The events take place in Roman-occupied Gaul about 50BC. Norma, the daughter of the druid Oroveso, is the High Priestess of Irminsul, a deity of the local communities about to rebel against the oppressors. Her guilty secret is a love-affair with the Roman pro-consul Pollione and the birth of two children by him who remain hidden in the care of her confidante Clothilde. The relationship has soured and Pollione has fallen for Adalgisa, one of Norma’s acolytes. Pollione is fearful of Norma’s reaction if she discovers his infidelity.
The druids and warriors meet to witness Norma invoking the chaste moon-goddess and cutting the sacred mistletoe. She tells the warriors that insurrection is not yet come and they will be victorious if they bide their time. They in turn insist that the first victim will be Pollione, leaving Norma with torn loyalties, and as the crowds disperse Adalgisa muses on her own dilemma.
She implores the gods to give her the courage to resist Pollione’s advances: his arrival leaves her helpless to his charms and she agrees to elope. She seeks Norma’s advice if without revealing the name of the lover. Touched by the similarity to her own weakness Norma agrees to help by releasing Adalgisa from her priestess vows. Only when Pollione appears does the true situation become apparent. Furious, Norma enlightens Adalgisa of her betrayal by Pollione and angrily dismisses the Roman.
Norma contemplates murdering her children, but decides that she will entrust them to Adalgisa’s care if she marries Pollione and leaves with him for Rome. Adalgisa refuses, saying she will try and persuade Pollione to return to Norma. Oroveso informs the Gauls that an even more harsh pro-consul is to replace Pollione. Norma must guide them as to how to act. She learns that Adalgisa has failed to change Pollione’s mind.
Norma summons the Gauls as Pollione is captured trying to abduct Adalgisa from the temple. He will be sacrificed. She demands to speak to him alone, but he refuses to renounce his new love and is willing to die for it. Norma instructs the Gauls to build a pyre for a guilty priestess – herself. Pollione’s admiration for her is suddenly re-kindled and he joins her in death, once Norma has persuaded Oroveso to care for her children, her last request.
Look out for…
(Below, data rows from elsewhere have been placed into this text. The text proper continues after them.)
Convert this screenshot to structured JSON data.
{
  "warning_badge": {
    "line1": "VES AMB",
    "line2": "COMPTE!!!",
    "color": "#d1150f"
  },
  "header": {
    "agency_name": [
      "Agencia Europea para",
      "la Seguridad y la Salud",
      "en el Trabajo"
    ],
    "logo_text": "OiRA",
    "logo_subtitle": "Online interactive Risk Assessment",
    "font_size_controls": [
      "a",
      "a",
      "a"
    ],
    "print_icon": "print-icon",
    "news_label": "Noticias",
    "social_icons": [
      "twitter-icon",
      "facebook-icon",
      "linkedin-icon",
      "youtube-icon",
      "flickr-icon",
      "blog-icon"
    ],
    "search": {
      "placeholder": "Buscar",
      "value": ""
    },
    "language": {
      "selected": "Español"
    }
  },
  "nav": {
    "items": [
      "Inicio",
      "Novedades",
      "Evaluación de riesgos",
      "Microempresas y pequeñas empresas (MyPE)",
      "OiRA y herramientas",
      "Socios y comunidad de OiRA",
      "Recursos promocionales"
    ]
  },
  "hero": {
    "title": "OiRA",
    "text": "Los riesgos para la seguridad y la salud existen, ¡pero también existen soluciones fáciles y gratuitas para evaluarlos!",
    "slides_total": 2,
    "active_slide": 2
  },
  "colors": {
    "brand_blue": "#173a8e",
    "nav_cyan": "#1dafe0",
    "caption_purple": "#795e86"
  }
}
Norma is full of classic encounters through duets and trios. The most famous aria is ‘Casta diva’ with its long, high and sustained lines floating over an exquisite undulating string figure with flute overlay – it requires great focus, technique and skill from the soprano. The scene where Norma deliberates on the fate of her offspring is a melancholic solo with sparing orchestral input that really allows the soprano full rein to hold the stage.
Although the role of Adalgisa was also written for a soprano, modern-day casting often gives the role to a mezzo for contrast, and it is the glorious duets between the two ladies that provide the great thrills.
Pollione is not considered a grateful role, he is basically a self-centred philanderer with few redeeming features. He does get an early aria in which he recounts a dream/nightmare of approaching the altar of Venus to marry Adalgisa only to hear voices proclaiming Norma’s vengeance. He is also a critical presence in the conclusion of the first Act. The role of Oroveso has some moments for the bass of the day to thunder impressively.
Bellini’s music is often at its most profound the simpler it gets, and Norma provides some telling examples of the power of this economy. There are stock operatic conventions at play too, but the contrasts keep the work both compelling and intriguing.
Who’s in it?
Carlo Rizzi conducts and Sondra Radvanovsky, an intensely dramatic performer with a rich and agile voice, is Norma, and is no stranger to the demanding role. The thought of her performing with another brilliant singing-actress, Joyce DiDonato, is inspiring. This pairing could become as legendary as Joan Sutherland and Marilyn Horne. Joseph Calleja essays Pollione, a part to which he brings great distinction. Oroveso is sung by Matthew Rose. This new production is directed by Sir David McVicar.
When’s it on?
If you are in New York City then the matinee is live at the Met itself. Otherwise it is broadcast to cinemas on Saturday October 7.